[Items from an interface collection]
◆ ◆ ◆

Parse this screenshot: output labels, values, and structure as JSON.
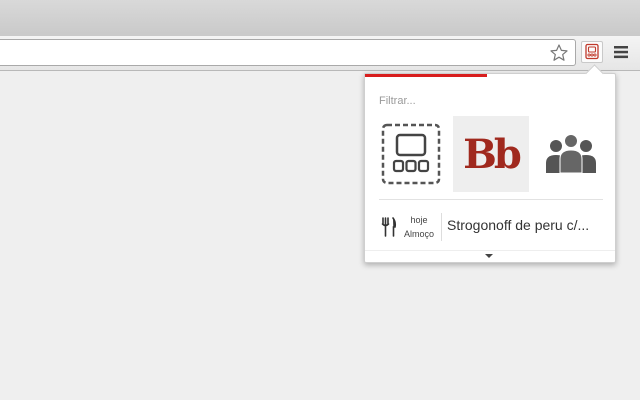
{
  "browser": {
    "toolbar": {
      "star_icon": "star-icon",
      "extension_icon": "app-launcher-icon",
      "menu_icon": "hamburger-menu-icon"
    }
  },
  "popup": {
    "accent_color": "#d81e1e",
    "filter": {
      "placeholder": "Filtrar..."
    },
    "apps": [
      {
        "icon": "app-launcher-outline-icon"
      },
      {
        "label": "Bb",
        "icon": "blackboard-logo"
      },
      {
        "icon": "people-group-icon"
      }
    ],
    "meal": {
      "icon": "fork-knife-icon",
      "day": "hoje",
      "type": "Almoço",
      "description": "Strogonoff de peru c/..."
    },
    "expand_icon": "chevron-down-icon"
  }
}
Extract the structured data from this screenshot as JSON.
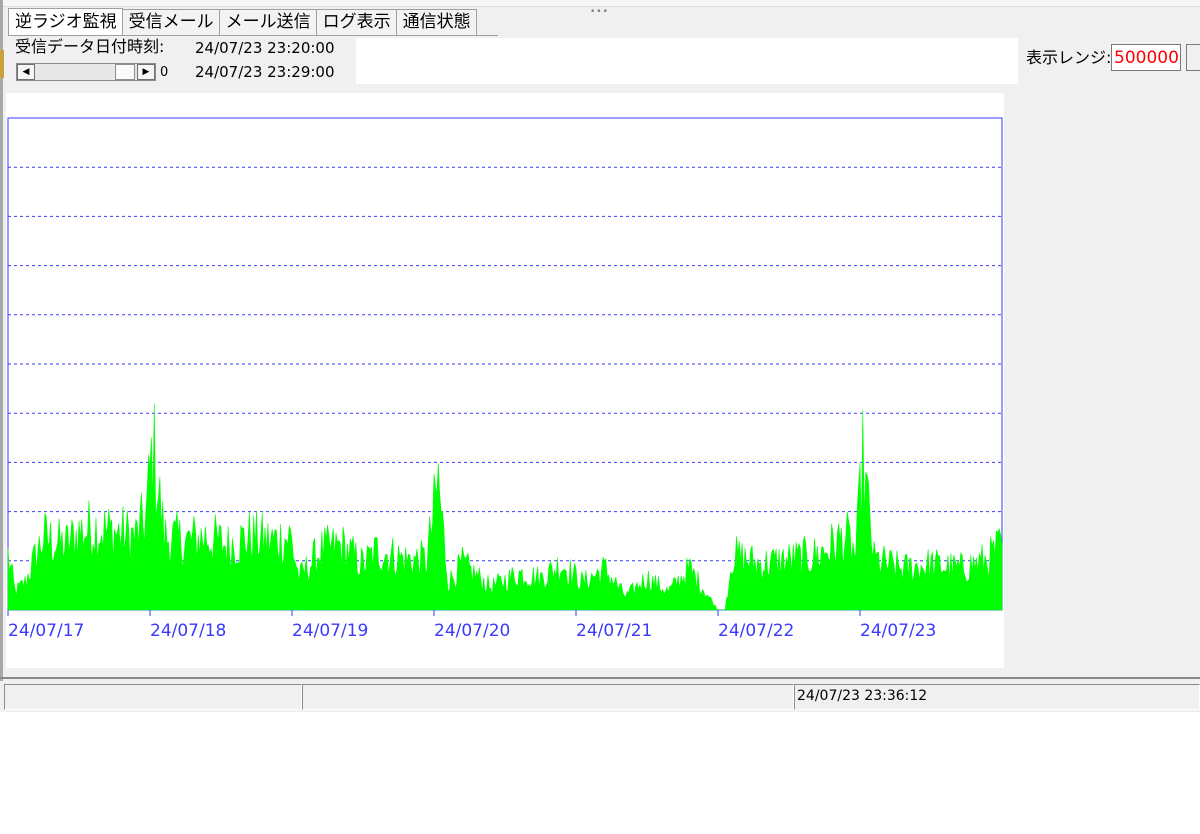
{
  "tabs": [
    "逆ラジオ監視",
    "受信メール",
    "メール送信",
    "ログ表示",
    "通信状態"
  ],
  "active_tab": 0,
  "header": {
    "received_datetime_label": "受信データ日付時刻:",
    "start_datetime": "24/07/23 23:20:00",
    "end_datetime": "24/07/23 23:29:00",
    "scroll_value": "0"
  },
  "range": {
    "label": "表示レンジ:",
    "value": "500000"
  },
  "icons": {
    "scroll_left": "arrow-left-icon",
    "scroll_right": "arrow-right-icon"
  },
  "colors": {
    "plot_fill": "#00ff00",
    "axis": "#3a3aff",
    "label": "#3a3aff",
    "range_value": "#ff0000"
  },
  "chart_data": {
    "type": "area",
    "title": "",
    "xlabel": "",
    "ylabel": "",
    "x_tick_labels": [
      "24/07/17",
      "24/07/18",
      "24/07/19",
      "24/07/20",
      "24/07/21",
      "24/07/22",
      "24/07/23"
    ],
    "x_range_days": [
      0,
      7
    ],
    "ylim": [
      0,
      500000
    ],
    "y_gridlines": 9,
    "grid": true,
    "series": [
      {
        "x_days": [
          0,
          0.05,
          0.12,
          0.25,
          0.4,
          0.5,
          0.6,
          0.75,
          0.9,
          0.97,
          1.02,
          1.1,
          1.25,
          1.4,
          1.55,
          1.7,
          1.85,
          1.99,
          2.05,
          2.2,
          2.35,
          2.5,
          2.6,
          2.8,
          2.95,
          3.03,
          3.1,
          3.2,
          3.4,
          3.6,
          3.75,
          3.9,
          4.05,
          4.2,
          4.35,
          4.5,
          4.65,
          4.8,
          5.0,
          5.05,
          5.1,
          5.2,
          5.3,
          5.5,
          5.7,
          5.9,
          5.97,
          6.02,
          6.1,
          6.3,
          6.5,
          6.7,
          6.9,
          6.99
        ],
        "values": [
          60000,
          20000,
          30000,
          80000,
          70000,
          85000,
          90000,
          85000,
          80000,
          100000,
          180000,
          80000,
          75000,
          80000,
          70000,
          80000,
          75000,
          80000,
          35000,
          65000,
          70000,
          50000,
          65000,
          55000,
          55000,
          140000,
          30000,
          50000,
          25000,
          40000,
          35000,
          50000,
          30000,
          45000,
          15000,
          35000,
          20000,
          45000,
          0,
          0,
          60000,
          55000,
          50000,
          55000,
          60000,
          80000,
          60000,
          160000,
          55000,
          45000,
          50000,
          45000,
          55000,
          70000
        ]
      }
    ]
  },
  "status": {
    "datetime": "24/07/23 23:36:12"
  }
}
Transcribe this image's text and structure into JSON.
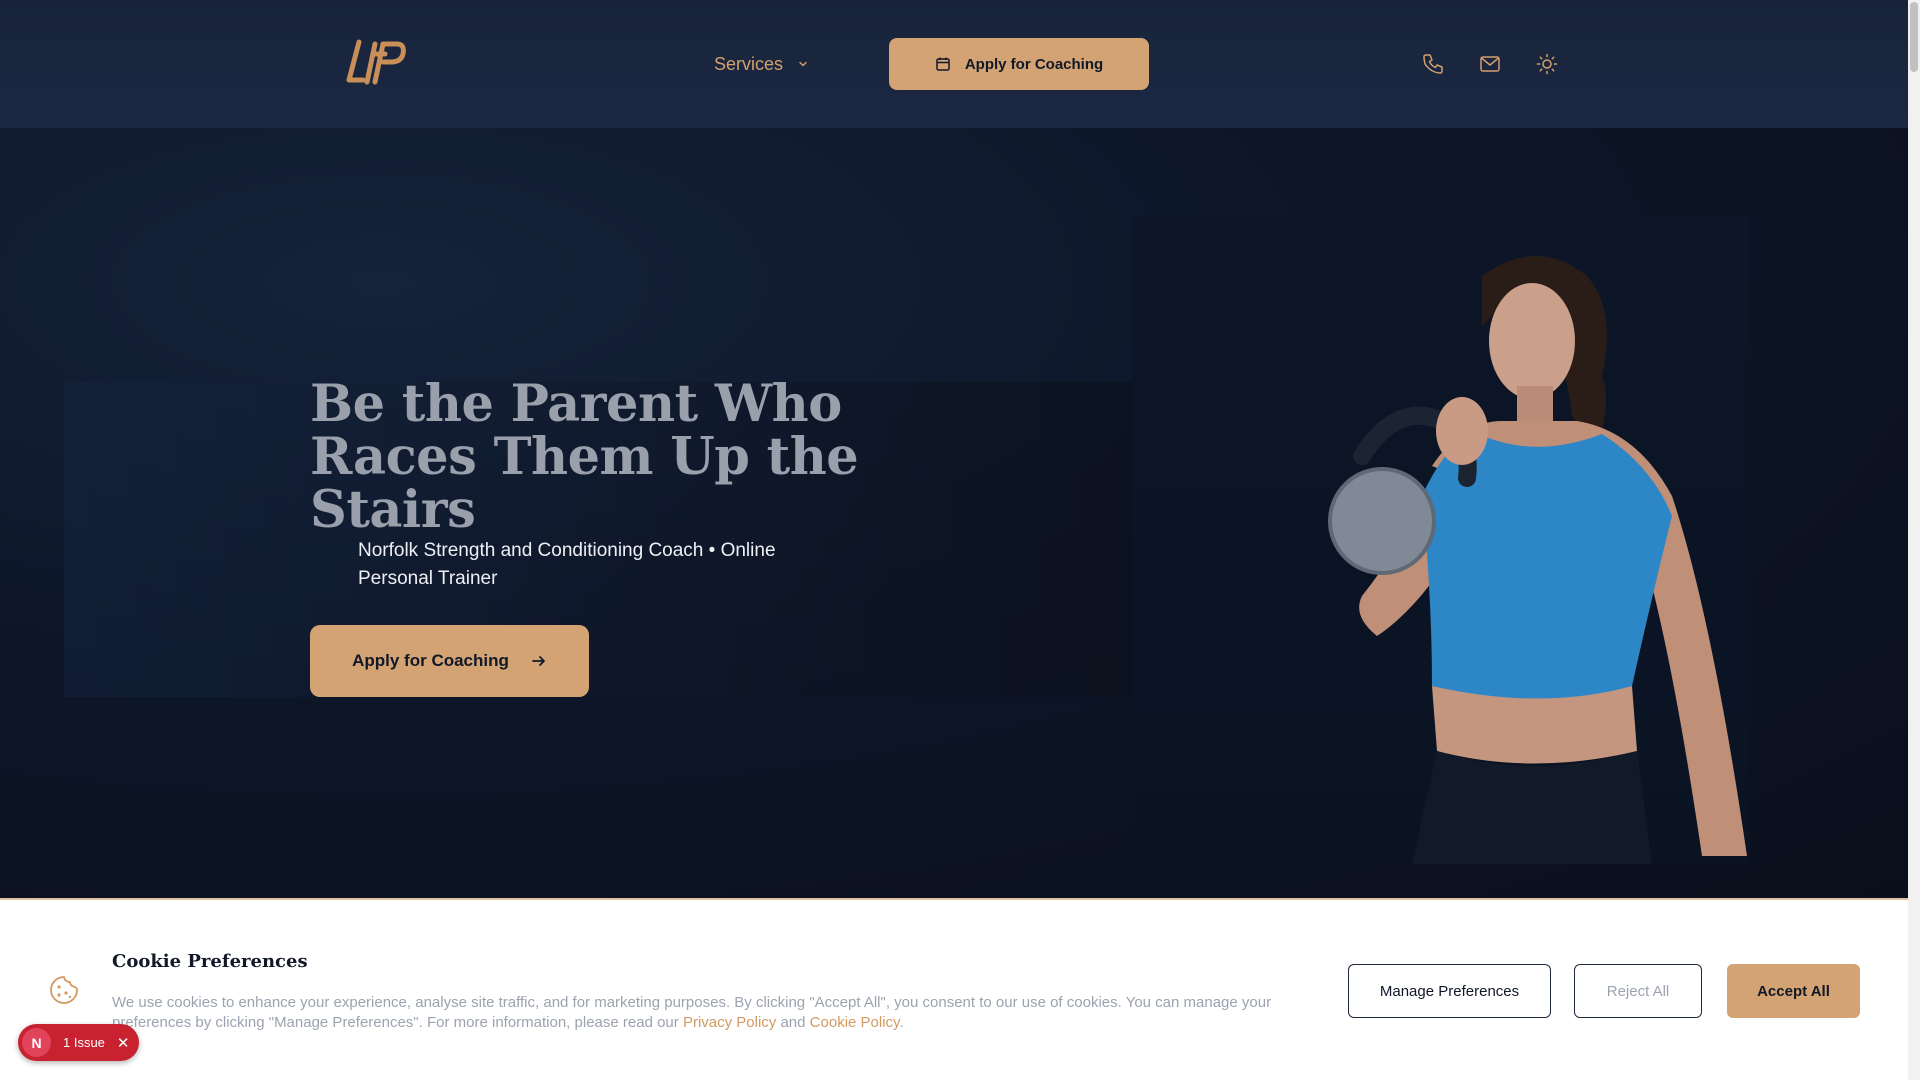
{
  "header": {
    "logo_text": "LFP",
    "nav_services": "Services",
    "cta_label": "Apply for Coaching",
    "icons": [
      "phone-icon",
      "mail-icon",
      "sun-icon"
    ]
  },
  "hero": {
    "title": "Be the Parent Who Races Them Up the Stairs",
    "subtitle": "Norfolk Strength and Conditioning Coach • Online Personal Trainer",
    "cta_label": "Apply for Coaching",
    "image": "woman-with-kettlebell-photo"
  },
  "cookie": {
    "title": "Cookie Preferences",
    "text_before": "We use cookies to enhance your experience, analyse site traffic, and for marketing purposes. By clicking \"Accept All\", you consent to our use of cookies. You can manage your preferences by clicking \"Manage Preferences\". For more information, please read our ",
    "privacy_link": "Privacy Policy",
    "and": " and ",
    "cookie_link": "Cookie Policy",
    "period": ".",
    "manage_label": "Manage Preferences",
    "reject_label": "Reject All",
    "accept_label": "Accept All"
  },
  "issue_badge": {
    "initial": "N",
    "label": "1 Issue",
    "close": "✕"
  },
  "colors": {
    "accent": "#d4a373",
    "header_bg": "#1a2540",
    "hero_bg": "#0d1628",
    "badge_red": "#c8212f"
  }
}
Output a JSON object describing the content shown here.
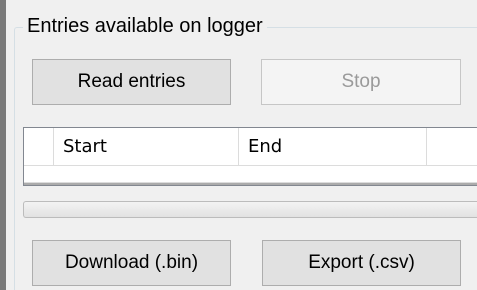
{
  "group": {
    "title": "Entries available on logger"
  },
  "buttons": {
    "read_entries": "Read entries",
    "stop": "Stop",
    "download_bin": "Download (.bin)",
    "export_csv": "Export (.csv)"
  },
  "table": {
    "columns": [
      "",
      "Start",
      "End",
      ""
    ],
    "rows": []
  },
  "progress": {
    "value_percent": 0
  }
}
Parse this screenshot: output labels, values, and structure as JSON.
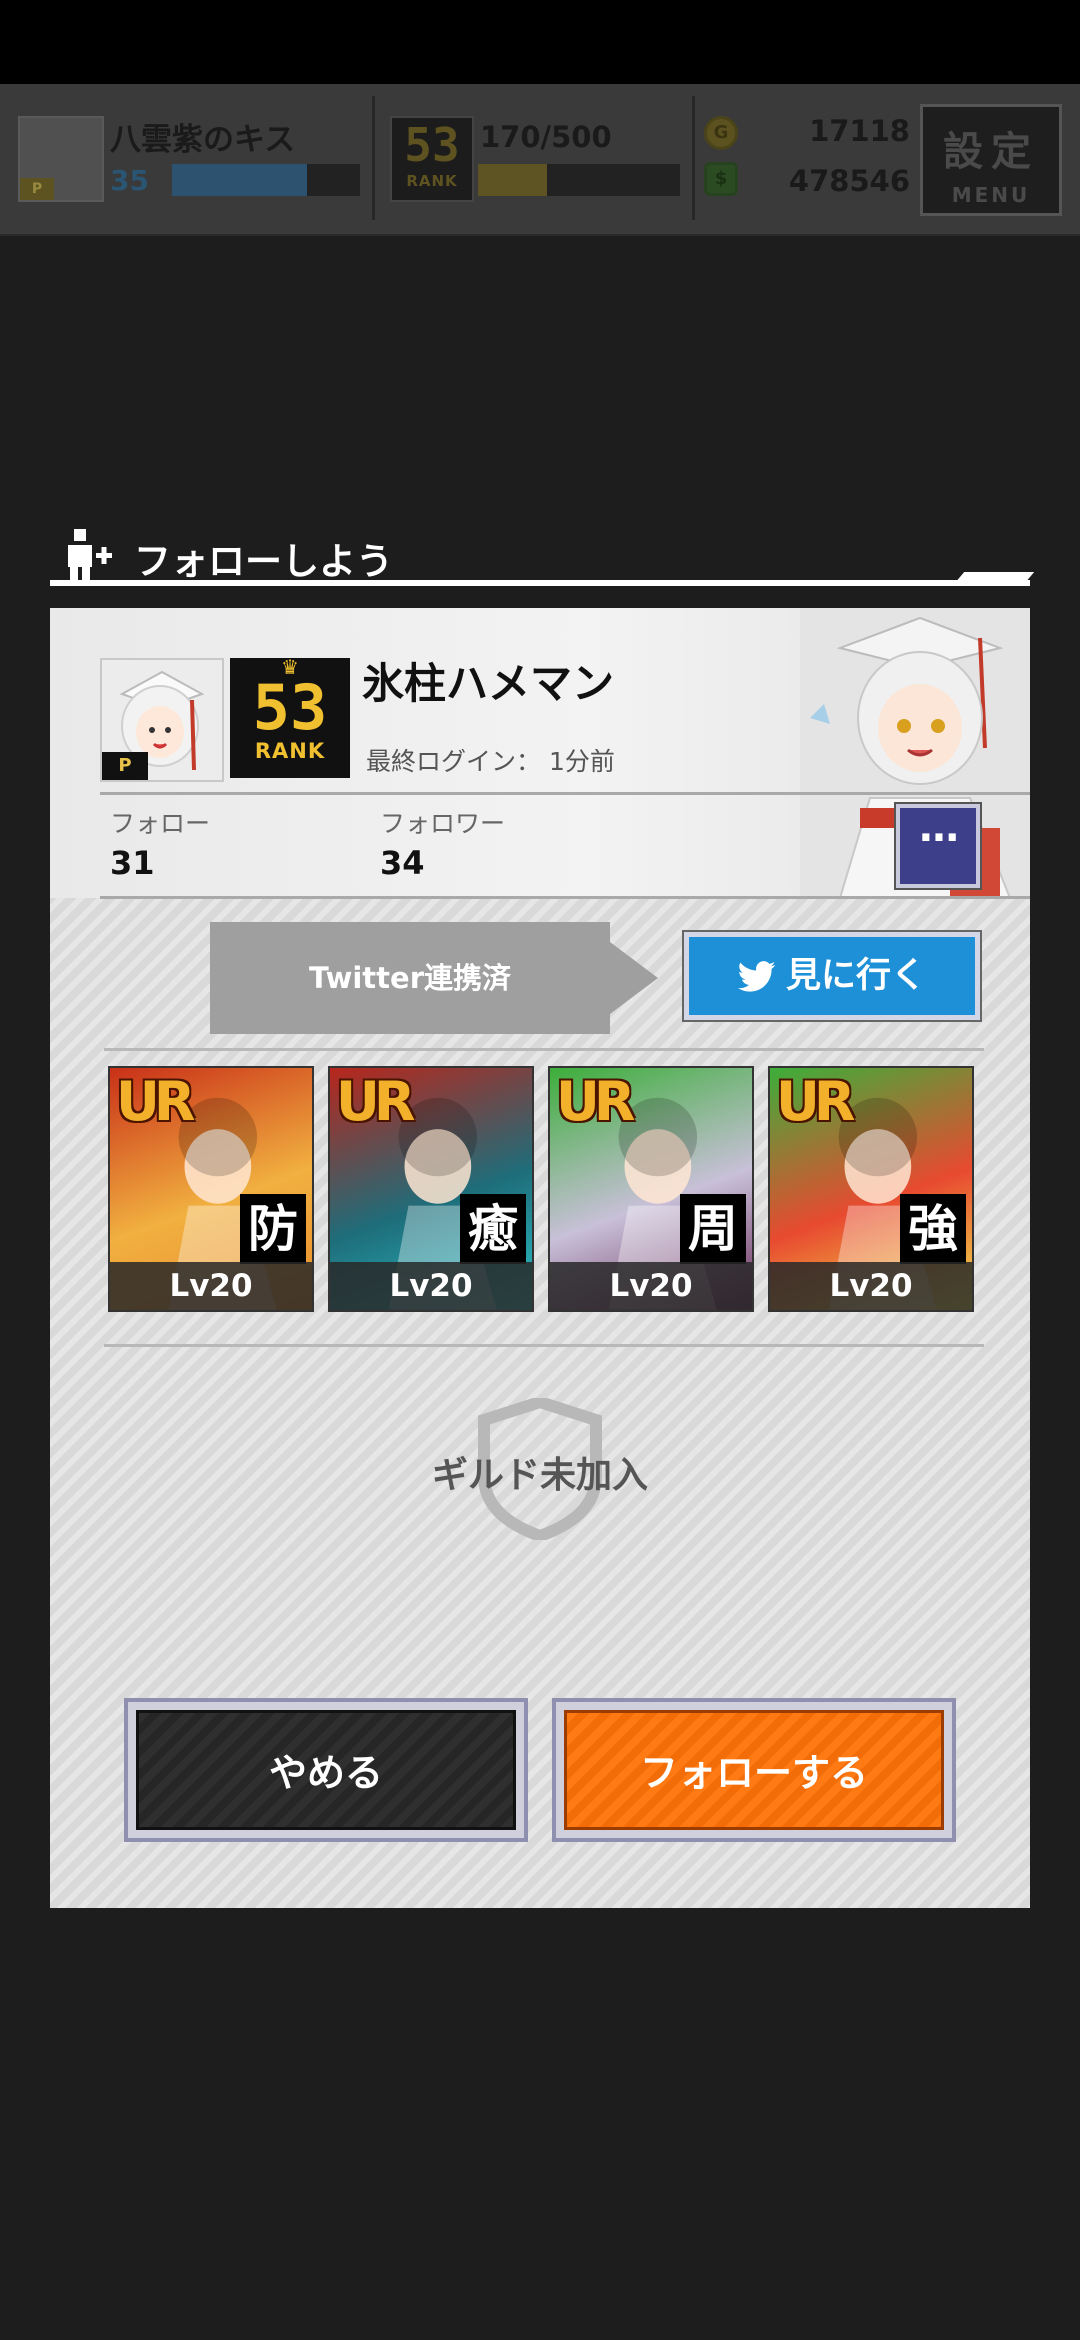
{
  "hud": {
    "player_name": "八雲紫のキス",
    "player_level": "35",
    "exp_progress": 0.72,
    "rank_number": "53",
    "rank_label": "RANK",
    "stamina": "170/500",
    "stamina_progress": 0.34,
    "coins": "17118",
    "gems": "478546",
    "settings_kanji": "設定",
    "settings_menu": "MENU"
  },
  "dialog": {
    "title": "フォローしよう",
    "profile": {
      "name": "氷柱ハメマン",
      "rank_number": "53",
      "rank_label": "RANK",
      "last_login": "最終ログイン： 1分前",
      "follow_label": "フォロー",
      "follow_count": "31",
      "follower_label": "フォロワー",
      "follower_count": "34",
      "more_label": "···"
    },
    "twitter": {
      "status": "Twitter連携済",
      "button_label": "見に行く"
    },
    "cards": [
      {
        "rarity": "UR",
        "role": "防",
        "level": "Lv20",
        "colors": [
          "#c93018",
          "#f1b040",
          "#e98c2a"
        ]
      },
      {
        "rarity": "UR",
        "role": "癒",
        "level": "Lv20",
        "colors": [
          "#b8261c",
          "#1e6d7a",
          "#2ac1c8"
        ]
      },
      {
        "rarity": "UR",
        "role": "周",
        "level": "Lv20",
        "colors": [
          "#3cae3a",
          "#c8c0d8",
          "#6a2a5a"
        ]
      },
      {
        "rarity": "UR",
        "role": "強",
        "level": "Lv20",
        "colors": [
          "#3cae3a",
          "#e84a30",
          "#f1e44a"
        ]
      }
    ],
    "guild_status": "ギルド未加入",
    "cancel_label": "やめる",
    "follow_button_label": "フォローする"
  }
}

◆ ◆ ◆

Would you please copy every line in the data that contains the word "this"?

## [FINAL ANSWER]
Parse this screenshot: output labels, values, and structure as JSON.
Extract the structured data from this screenshot as JSON.
Transcribe this image's text and structure into JSON.
Parse this screenshot: output labels, values, and structure as JSON.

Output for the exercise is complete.